Schemes reported that Bazarzhapov, 37, is married and has two children. The family lives in the city of Chita in Russia’s Zabaykalsky Krai, almost 7,000 kilometers (4,350 miles) from Ukraine.
In November, the Prosecutor General’s Office charged Bazarzhapov with violating laws and customs of war.
Schemes haven't found evidence of whether Bazarzhapov is still fighting in Ukraine.
Read the full story in the Ukrainian language here.
Independent Russian media finds pro-Kremlin propagandists’ foreign property
While Russia’s state propaganda continues denouncing the West, some of its most prominent figures invest in real estate in the same countries they claim to despise.
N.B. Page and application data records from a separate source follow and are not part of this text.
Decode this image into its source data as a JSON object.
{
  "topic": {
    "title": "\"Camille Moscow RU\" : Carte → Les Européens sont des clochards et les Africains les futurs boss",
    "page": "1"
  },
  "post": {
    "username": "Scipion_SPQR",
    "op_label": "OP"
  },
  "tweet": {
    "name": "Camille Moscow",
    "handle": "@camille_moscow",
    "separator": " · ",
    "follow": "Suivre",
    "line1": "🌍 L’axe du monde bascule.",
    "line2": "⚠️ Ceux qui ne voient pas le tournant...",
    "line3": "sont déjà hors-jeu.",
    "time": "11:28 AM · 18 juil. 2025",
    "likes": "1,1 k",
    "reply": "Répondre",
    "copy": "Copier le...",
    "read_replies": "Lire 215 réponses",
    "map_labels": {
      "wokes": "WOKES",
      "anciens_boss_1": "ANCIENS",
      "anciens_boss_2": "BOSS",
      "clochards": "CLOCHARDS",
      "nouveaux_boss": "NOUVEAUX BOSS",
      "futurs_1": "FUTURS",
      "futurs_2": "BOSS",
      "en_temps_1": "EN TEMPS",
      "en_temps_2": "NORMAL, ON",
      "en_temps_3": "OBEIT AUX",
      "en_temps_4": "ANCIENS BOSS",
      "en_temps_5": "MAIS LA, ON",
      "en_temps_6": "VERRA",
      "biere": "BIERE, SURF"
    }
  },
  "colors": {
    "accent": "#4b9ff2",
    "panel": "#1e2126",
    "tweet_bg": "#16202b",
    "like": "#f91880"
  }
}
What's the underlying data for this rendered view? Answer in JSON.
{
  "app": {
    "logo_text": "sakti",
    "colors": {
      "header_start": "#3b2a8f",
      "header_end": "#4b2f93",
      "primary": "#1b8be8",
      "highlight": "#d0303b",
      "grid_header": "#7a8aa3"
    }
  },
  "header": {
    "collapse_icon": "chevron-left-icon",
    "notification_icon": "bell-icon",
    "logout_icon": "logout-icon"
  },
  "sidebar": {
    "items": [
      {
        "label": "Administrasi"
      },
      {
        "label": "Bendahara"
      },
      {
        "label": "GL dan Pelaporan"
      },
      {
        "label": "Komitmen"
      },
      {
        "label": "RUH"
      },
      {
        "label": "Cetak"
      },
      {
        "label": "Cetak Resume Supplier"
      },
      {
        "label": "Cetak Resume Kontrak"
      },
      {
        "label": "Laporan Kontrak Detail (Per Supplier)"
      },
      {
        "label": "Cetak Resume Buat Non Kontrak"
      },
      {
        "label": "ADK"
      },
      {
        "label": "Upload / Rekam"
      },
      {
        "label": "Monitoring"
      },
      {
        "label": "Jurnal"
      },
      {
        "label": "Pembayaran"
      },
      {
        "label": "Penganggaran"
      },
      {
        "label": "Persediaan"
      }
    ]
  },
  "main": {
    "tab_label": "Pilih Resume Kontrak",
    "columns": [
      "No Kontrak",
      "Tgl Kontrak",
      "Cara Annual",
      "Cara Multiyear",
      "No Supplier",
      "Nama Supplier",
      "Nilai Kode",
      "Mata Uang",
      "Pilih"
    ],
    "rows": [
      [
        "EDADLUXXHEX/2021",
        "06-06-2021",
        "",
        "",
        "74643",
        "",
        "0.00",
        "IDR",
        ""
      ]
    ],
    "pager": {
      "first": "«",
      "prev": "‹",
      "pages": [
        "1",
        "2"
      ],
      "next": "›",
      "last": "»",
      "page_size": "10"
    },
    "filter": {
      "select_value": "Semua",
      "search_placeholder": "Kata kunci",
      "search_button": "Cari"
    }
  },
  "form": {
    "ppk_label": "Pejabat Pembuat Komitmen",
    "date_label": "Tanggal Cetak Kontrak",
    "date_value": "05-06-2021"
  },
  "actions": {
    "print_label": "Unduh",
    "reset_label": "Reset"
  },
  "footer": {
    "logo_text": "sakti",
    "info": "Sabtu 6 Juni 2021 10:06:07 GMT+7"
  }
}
Russian media outlet iStories found another villa on Lake Como in Italy allegedly owned by Vladimir Soloviyov, a propaganda talk show host that airs five nights a week discussing the full-scale Russian invasion of Ukraine.
Soloviyov, who is sanctioned by the EU, U.K., Canada, Australia, Japan and Ukraine, registered the 434-square-meter villa in Italy under the name of his mother, Inna Soloviyova, according to the investigation. His assets in the EU have been frozen and he is banned from entering the bloc. Italy seized Soloviyov’s villa on Lake Como in March 2022.
iStories also found a 74-square-meter apartment in the Spanish town of Torrevieja, a 1,337-square-meter house in Cadiz, and a 100-square-meter house in Alacanta registered under Anna Mikhalkova, a daughter of Russian director and propagandist Nikita Mikhalkov, who is sanctioned by the EU and Ukraine.
Russia’s state-owned First Channel host Artyom Sheynin owns a 100-square-meter apartment on the Baltic Sea shore in Lithuania’s city of Palanga, the investigation found.
Sheynin and his wife Olga purchased the apartment for $75,000 in 2014. The Lithuanian authorities freeze this asset due to Western sanctions against Sheynin.
iStories uncovered that Irina Brilyova, the wife of Sergey Brilyov, a former host of Russia’s state television Rossiya 1, owns an apartment in London purchased for over $850,000 in 2016.
Both, Sergey and Irina Brilyovs, are dual citizens of Russia and the U.K. The British government in March 2022 sanctioned Brilyov, saying he was part of Russia's propaganda machine justifying Russia's aggression against Ukraine.
Oleg Gazmanov, a Russian singer touring to support Russia’s war, owns residential property in Latvia and a 135-square-meter villa in Italy alongside his wife, Marina Gazmanova, according to iStories.
Under the EU sanctions, Gazmanov is no longer allowed to enter the EU and access any of his assets.
Read the full story in Russian here.
SBU confirms former intelligence service official’s family has Russian citizenship
The Security Service of Ukraine (SBU) confirmed the existence of Russian citizenship for the family members of Serhii Semochko, who was a deputy head of Ukraine's Foreign Intelligence Service from 2018 until 2019.
Bihus.Info journalists found in 2018 that Semochko's wife and two adopted children had acquired Russian passports in occupied Crimea.
On March 17, Bihus.Info obtained an SBU finding, according to which, Semochko’s wife Tetiana Lysenko, 59; Lysenko’s daughter, Anastasiia Koton, 34; and her husband Volodymyr Koton, 36, have valid Russian passports and tax numbers.
The SBU also said that Tetiana Lysenko’s son, Stanyslav Lysenko, also has a valid Russian passport and tax number.
Six months after the story first broke in 2018, Semochko was fired from the Foreign Intelligence Service.
However, he is still trying to get his Foreign Intelligence Service job back through the courts, according to the report.
The date of the next hearing in the Grand Chamber of the Supreme Court is yet unknown.
Watch the full story by Bihus.Info in Ukrainian here.